Traces with Elikem
Traces performed and captured by scanner and monitor surfaces. Other surfaces include paper and film. Light reflects and passes through, layers slide past and sometimes meet, punctuated by sounds vibrating and percussive. With the participation of Samuel Elikem Kwame Nyamuame, Ph.D. Visiting Assistant Professor of Ethnomusicology and Dance Departments of Music, Theater (Dance) & Africana Studies
Skin in the Game
As a filmmaker I could never throw anything away. Frames cut out of a larger films were still amazing objects, like fragments of time made visible and tactile, and I kept most of them. At some point I began making collages on glass with these frames and mounted them in light boxes. Here I could see all the individual moments gathered in a very different way then when they were projected as one film. Here, their animated quality was removed, physical and immobile, but still a new whole out of many disparate parts. With Skin in the Game, I began a process of returning all those frames to time based sequences by scanning the collages, cutting them up and animating them digitally. Elements of the soundtrack are also made of fragments heard, written down, and then read by my daughter Maya when she was 9 years old. She is now almost 18. The end of the film is made from a longer piece of found footage, also kept for many years, and appreciated as a strip of film in hand and re- animated along with the optical printer used to view it. This collection is tactile and intimate because of the way it has been kept and played with over time and through process.
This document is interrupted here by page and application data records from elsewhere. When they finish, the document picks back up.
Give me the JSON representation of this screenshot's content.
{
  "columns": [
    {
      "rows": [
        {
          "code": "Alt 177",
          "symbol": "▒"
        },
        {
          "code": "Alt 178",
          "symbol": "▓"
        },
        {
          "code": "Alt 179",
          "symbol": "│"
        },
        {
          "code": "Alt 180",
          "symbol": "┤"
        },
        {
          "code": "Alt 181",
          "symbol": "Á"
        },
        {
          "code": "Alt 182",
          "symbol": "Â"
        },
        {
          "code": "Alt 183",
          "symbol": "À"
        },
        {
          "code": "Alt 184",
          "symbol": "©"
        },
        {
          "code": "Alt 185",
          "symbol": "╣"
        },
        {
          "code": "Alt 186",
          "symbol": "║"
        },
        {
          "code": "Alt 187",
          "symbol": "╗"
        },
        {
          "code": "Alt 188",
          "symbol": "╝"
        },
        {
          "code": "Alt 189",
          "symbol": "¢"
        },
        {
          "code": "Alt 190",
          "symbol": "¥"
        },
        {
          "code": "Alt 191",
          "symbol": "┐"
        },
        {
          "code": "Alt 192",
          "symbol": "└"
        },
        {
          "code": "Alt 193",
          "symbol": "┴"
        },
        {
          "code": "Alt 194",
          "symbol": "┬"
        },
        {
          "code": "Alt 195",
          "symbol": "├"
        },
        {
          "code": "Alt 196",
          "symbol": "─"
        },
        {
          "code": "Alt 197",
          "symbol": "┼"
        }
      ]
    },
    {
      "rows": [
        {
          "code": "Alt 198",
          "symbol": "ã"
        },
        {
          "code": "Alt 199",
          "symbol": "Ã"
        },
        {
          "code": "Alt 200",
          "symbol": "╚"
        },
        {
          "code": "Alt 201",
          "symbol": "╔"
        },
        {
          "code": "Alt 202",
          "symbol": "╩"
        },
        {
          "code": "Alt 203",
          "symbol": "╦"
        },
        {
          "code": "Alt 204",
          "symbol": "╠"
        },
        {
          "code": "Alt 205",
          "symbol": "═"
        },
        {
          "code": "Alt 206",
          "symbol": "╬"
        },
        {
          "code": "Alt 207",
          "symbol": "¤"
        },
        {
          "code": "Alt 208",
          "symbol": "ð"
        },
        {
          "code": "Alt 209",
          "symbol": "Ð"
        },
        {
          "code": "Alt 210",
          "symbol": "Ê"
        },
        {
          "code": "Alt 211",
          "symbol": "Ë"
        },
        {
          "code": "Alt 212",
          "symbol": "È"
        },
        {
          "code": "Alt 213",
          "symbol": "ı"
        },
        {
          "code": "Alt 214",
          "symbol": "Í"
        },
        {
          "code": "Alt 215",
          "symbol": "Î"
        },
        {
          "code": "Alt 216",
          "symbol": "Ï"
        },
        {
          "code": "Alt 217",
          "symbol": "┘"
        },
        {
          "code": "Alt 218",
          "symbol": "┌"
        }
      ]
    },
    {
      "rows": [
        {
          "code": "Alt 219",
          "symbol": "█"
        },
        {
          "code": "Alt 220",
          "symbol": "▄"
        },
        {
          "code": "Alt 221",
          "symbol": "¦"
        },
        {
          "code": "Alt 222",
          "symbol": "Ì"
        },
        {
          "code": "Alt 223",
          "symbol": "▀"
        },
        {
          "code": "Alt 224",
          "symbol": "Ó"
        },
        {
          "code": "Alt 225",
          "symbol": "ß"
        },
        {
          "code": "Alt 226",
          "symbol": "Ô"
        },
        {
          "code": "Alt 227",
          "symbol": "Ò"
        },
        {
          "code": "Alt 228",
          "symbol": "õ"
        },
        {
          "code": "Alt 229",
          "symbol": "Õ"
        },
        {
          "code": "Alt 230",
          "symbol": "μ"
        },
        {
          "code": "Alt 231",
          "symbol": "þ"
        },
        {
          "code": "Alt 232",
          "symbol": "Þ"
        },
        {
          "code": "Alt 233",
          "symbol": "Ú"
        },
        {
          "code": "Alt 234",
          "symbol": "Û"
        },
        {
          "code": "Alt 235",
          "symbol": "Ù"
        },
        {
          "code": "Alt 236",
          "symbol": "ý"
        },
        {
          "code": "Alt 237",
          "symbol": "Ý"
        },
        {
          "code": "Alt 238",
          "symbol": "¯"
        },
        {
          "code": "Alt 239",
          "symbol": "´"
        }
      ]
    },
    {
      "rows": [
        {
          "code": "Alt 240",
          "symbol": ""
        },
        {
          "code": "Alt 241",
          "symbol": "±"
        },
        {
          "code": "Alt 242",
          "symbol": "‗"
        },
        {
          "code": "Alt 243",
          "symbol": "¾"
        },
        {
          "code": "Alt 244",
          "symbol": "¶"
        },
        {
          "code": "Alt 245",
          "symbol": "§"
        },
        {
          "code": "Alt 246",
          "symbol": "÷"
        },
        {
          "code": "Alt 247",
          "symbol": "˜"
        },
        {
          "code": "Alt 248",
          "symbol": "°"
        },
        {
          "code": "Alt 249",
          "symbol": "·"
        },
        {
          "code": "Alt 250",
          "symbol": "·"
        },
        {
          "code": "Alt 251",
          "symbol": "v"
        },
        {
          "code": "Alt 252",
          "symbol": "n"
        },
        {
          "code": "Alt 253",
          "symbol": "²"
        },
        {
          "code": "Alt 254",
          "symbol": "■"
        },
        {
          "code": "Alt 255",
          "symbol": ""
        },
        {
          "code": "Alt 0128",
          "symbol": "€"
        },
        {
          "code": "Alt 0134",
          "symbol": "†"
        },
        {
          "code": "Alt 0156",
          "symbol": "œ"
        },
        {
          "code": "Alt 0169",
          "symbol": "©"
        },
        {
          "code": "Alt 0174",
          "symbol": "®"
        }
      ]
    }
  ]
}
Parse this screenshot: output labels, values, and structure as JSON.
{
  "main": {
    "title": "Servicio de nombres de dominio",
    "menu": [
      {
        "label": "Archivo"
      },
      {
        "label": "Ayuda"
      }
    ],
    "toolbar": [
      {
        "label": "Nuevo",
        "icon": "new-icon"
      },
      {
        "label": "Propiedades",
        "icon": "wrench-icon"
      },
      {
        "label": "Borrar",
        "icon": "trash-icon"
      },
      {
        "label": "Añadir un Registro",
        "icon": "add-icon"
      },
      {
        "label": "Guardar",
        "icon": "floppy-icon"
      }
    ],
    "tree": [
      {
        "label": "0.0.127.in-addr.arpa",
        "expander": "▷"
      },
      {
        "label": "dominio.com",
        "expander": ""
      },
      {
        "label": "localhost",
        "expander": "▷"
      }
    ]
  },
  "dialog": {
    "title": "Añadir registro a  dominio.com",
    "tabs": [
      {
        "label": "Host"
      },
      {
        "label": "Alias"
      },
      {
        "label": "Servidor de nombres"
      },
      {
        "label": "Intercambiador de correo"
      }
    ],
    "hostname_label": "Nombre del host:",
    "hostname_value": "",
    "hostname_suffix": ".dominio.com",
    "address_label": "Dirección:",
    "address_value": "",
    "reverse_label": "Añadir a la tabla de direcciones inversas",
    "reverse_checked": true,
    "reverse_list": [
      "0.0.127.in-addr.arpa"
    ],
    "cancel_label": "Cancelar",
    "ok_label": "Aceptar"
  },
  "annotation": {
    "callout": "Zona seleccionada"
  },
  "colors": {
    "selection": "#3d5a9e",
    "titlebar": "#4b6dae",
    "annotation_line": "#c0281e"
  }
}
A very long process starting with original Super 8 film.
Next came hand processing, printing onto 16mm and then 35mm.
Back down to 16mm, building imagery along the way including
cutting and taping the film. Finally, printed via JK
onto a DSLR and finished digitally with sound.
Explores the scale of the frame and the c
hanging ratio or the screen.
In Glass Houses
Synopsis: An interview is conducted exploring methods used to facilitate a real research project whose aim it is to capture and analyze human micro-expressions for use by a variety of industries (including lie detection and entertainment/animation).
But the particular research or the use of human subjects is really just a point of departure. This film takes a moment to touch on our use of technology and vice versa.
The images in the film are created in three ways; 1. by scanning the actor and two other support figures interacting with the scanner glass and each other, one frame at a time 2. By filming the actor revealed by the light of the scanner as he is being scanned. (Each light pass represents a frame of the reanimated scanner image) 3. through line drawings and smears which trace or mark points of contact between the actor and the scanner glass.
Close The Lid, Gently: A Home/Document/Scan
Close the Lid Gently is a video made entirely from 2 home desktop scanners- one a photo scanner, the other a refurbished low end document scanner. Each has it's own texture and sees the domestic environment in it's own particular way, one scan at a time. This piece deals with the deliberate misuse/re-purposing of commercial image producing machines for a slow, individual, low end, approach to the motion picture making process
Performance For Perfection 1200
The piece is experimental, a photographic animation with some drawing, and a portrait of a man and his views on life and art. The audio interview recordings that I did with Don Boros had to be painstakingly mated with phoneme mouth shapes that we scanned in order to create moments of sync sound. The result is an uncanny piece that is at times both "both quotidian and numinous" Gregg Biermann